Show every line from the data below that includes "Number".

## Website and app data records

------------

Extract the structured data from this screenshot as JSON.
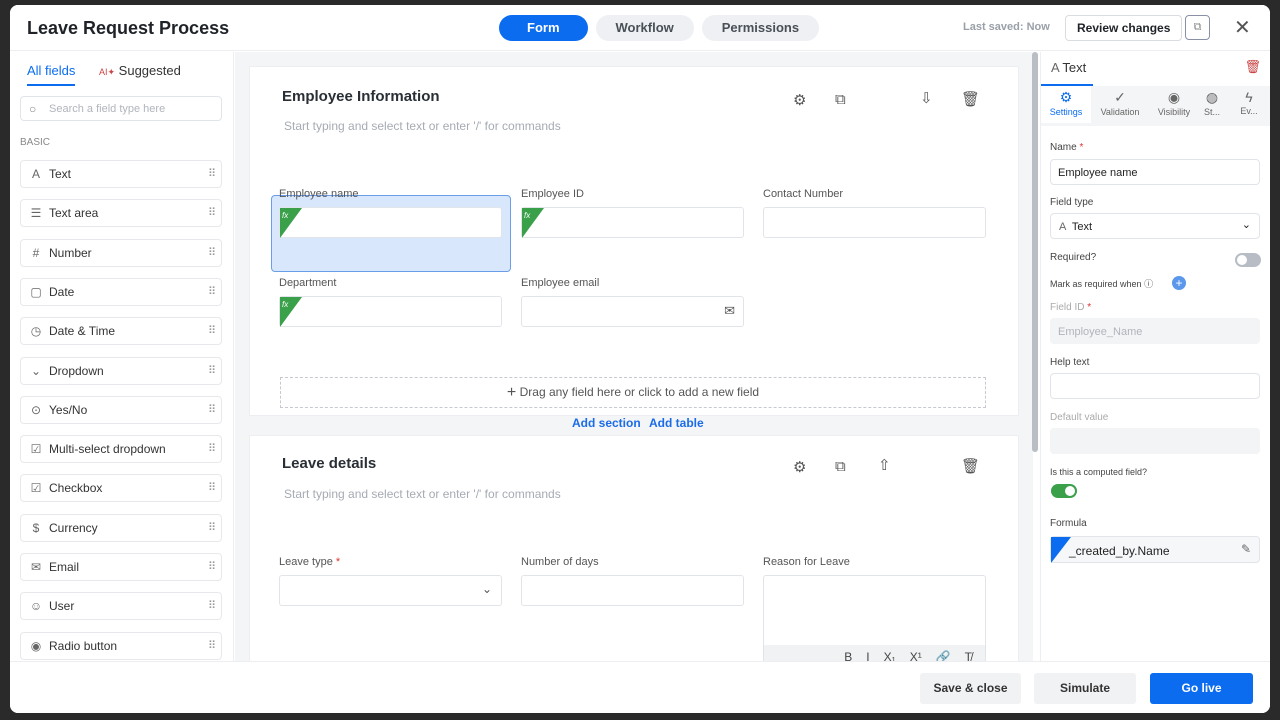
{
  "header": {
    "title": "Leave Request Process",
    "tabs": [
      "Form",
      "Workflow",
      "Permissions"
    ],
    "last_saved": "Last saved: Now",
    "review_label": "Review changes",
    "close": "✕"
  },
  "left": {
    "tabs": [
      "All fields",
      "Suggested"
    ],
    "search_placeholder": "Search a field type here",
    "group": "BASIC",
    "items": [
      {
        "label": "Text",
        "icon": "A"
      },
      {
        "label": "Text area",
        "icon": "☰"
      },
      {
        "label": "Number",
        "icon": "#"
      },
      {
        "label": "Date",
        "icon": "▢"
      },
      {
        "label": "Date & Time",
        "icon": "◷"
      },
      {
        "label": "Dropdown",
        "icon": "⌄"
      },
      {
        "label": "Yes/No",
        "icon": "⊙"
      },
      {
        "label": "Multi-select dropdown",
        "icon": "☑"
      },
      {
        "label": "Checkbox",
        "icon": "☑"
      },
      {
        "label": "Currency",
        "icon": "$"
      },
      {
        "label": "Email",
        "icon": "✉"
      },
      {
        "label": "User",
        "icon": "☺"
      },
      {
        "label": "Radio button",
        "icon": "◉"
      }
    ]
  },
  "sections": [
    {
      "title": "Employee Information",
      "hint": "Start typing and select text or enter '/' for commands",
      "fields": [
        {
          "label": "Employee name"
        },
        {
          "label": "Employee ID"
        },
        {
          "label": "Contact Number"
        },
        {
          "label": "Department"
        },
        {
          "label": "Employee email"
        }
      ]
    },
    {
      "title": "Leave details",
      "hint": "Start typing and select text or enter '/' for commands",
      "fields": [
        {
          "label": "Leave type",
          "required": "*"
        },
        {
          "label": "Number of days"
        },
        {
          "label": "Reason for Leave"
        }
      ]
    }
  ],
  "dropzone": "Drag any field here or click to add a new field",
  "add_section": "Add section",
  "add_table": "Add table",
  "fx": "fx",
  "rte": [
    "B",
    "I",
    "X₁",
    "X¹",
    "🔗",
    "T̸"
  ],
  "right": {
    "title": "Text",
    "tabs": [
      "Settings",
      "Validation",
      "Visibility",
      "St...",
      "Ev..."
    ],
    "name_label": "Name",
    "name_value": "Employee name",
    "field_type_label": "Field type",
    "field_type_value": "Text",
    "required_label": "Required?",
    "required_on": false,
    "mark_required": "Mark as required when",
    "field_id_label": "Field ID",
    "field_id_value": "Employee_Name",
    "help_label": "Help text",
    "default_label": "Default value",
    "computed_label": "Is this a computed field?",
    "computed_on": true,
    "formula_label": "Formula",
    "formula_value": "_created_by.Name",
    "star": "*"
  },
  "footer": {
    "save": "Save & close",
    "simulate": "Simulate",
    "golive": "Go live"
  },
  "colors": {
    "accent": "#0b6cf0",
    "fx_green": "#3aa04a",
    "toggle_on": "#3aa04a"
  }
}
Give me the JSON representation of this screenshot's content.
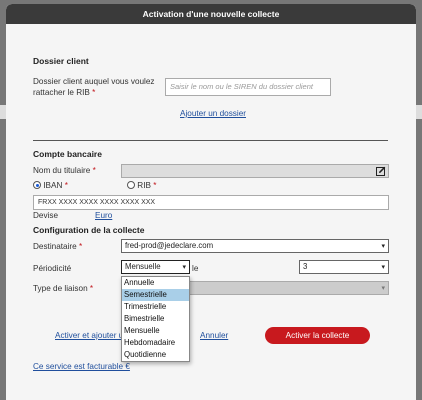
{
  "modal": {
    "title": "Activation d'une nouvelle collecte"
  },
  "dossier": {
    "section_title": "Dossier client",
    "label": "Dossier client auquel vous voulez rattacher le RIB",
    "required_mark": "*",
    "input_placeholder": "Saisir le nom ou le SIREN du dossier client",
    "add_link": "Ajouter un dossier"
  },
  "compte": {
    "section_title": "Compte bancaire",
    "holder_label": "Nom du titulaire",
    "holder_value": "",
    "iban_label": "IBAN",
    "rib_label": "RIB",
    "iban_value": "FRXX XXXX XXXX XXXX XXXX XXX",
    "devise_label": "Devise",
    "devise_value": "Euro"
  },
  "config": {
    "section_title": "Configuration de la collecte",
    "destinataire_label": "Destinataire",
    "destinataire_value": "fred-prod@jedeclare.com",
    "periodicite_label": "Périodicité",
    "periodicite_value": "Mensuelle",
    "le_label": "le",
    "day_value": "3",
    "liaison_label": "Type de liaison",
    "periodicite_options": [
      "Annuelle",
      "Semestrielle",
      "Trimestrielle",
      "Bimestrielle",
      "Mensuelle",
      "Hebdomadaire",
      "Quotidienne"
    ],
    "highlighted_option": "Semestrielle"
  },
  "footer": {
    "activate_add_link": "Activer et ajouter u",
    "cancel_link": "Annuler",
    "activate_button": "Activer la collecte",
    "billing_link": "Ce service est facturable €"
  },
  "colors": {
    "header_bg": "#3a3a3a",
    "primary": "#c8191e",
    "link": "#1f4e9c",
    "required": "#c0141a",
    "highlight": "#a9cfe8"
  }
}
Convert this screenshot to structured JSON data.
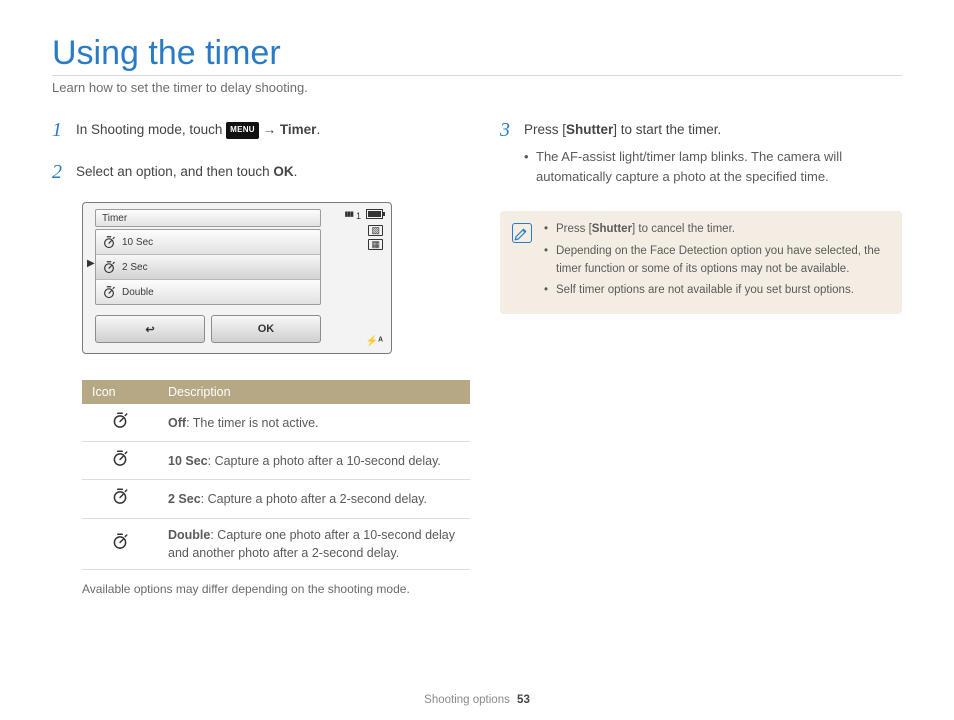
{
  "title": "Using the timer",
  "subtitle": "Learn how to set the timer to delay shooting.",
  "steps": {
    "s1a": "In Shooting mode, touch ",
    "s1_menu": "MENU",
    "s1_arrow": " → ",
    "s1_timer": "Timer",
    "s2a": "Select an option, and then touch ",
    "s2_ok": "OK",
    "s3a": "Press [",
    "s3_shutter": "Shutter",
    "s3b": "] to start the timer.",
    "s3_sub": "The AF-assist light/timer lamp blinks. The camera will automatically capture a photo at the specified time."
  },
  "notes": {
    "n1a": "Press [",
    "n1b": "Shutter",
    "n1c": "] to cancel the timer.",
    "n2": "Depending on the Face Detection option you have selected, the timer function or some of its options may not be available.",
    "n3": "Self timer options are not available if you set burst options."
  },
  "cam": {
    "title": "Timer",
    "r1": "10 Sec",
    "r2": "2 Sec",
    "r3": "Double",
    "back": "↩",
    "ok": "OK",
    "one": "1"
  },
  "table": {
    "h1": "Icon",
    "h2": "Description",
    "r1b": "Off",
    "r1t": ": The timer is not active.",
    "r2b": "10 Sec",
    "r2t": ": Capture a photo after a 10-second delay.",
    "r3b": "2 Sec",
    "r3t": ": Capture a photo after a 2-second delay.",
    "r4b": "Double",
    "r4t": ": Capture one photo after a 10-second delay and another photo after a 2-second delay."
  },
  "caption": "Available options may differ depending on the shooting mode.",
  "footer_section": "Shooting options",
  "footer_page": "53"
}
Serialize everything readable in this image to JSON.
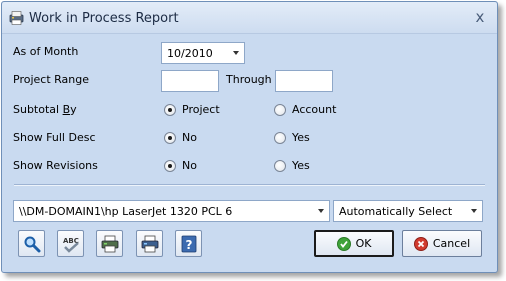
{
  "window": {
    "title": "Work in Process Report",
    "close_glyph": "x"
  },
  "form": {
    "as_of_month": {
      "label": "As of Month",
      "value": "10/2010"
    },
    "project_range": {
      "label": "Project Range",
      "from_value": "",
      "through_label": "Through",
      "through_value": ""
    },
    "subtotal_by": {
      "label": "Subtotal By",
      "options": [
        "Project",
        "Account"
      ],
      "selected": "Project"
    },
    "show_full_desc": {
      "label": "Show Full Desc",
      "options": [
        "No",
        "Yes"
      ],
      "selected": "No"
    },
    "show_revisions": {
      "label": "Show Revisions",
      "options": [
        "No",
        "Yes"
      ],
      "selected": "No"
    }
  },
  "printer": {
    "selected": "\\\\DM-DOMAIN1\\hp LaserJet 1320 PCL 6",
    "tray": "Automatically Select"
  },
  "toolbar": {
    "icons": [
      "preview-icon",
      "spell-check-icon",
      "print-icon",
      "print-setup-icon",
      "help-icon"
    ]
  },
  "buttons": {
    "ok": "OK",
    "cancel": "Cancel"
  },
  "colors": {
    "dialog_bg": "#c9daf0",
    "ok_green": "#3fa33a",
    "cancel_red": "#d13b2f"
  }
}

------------

## RESPONSE BOX
        "label": "Number",
          "label": "Contact Number"
          "label": "Number of days"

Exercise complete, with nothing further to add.